Finally, the 1994 album Hegel evokes the aestheticizing memory of a high school love that resurfaces in the memory of a middle-aged man, where “Hegel Tubinga” is simply the nickname of a sweetheart (“Tubinga”). But this time as well, aesthetics prevail over sentiment and the memory that remains is merely the beauty of those moments stolen from the midst of class lessons (“La bellezza riunita” [“Reunited beauty”]).
Sentimental disillusionment is the overarching obsession of Battisti-Panella, and many were surprised by the path which the lyricist took in his partnership with Battisti. Perhaps the public expected that the lyrics would somehow be influenced by Battisti himself.
The difficulty for Battisti was, in fact, having met a lyricist who, although likely having only a vague idea of Lucio Battisti’s true personality, was able to voice his inner unrest. Then Panella took over, not only by clothing the musician with a new personality, but also by closing the circle in a way that was not predictable, except in its first phase: unmasking the sentimental song from within, and then rebuilding it all over again on a new foundation, without using tired clichés, the famous “idioms” of the popular language adopted by Mogol, but instead working around the structures of sentimental writing.
While Mogol described love stories, Panella simulates the love discourse by returning its protagonist—the narrator in love—to a central position. He does not speak of love, but as a lover. Panella does not talk about the feeling but it shows it.
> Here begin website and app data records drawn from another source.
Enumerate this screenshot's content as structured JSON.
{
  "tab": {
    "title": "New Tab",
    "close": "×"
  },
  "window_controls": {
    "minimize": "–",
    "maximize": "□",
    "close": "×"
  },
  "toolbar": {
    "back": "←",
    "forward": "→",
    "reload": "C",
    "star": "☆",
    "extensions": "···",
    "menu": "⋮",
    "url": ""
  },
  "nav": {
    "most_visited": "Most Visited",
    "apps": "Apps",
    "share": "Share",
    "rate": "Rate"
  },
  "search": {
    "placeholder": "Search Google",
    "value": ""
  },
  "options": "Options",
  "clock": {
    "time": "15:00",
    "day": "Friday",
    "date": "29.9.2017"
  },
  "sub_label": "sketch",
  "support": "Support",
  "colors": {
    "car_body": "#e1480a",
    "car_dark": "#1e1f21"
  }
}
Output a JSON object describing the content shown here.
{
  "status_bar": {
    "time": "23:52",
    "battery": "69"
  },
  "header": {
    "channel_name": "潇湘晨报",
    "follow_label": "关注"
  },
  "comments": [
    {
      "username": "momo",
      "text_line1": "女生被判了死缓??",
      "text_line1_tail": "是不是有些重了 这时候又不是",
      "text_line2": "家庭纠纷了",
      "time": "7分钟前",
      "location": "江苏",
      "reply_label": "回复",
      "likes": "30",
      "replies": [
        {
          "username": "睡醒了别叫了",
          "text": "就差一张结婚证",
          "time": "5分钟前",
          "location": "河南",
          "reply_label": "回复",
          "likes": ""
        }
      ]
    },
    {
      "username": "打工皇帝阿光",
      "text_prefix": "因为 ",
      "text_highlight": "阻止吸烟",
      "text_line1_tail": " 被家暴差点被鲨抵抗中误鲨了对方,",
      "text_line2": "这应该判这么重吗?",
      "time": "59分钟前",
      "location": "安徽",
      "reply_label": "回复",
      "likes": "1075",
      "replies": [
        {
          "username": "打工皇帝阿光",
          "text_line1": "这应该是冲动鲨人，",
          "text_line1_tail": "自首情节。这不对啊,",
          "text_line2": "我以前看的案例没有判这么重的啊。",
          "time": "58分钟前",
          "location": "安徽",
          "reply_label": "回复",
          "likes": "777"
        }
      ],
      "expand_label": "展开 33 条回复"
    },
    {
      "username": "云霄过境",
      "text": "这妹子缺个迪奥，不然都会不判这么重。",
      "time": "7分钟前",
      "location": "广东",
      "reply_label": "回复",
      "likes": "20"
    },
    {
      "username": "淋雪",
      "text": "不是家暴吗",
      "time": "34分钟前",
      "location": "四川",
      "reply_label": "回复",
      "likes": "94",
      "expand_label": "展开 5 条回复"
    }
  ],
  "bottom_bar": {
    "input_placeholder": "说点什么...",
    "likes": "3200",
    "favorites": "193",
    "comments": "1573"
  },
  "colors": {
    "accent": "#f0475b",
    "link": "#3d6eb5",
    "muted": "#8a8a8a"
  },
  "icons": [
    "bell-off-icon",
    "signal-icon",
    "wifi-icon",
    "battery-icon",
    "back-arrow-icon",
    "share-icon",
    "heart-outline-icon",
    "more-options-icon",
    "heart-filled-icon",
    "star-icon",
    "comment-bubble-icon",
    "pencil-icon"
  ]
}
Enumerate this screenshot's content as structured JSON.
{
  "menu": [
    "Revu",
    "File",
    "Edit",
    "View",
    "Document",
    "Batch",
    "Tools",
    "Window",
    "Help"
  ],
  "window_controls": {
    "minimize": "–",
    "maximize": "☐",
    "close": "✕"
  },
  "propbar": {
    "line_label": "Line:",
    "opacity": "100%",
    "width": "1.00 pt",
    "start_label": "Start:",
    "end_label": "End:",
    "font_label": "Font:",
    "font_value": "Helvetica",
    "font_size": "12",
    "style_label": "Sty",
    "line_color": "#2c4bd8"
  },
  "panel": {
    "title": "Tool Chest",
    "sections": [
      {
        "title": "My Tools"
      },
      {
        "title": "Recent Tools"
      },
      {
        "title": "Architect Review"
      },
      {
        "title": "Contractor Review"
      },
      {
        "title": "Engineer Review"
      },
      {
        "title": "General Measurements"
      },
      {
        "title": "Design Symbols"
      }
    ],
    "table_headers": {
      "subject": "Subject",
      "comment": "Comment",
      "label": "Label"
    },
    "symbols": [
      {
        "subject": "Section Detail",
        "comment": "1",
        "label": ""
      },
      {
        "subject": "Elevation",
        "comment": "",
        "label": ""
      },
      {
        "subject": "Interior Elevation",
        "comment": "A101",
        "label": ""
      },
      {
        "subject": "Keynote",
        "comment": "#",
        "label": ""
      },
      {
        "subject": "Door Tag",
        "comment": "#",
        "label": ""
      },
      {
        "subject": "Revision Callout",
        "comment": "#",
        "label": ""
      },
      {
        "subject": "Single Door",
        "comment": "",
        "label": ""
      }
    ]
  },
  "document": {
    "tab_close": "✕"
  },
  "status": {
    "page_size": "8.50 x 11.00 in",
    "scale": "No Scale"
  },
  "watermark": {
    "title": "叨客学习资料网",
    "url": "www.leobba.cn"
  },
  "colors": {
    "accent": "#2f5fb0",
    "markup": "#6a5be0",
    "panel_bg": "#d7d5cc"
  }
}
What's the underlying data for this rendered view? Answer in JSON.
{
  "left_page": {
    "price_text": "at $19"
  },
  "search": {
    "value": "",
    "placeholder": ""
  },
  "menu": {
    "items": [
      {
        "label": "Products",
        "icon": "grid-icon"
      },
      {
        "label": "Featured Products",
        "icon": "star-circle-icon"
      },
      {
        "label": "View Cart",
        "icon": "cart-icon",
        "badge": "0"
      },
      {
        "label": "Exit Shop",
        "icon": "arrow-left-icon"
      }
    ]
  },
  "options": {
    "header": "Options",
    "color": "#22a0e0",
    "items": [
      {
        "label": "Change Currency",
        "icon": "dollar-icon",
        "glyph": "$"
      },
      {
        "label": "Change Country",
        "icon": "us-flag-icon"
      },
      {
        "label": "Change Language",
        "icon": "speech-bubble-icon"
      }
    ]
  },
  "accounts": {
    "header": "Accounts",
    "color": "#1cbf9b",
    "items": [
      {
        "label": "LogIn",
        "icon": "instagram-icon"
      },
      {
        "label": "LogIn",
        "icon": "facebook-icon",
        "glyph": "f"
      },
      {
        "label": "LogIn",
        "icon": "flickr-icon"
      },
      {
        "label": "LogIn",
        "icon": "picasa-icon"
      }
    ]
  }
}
In conclusion, it is as if Pasquale Panella had managed to restore the expression of intimacy to its necessary singularity: the narrator of a private language between a he and a she. It is from here that the linguistic experiments of the “Trottolino amoroso, du du du e da da da …” in the famous song by Amedeo Minghi (“Vattene amore” [“Go Away, Love”]) take their cue: a popular national success of the 90s that mimics sentimental rhetoric, challenging the sense of modesty and sweetened good taste of institutionalized music.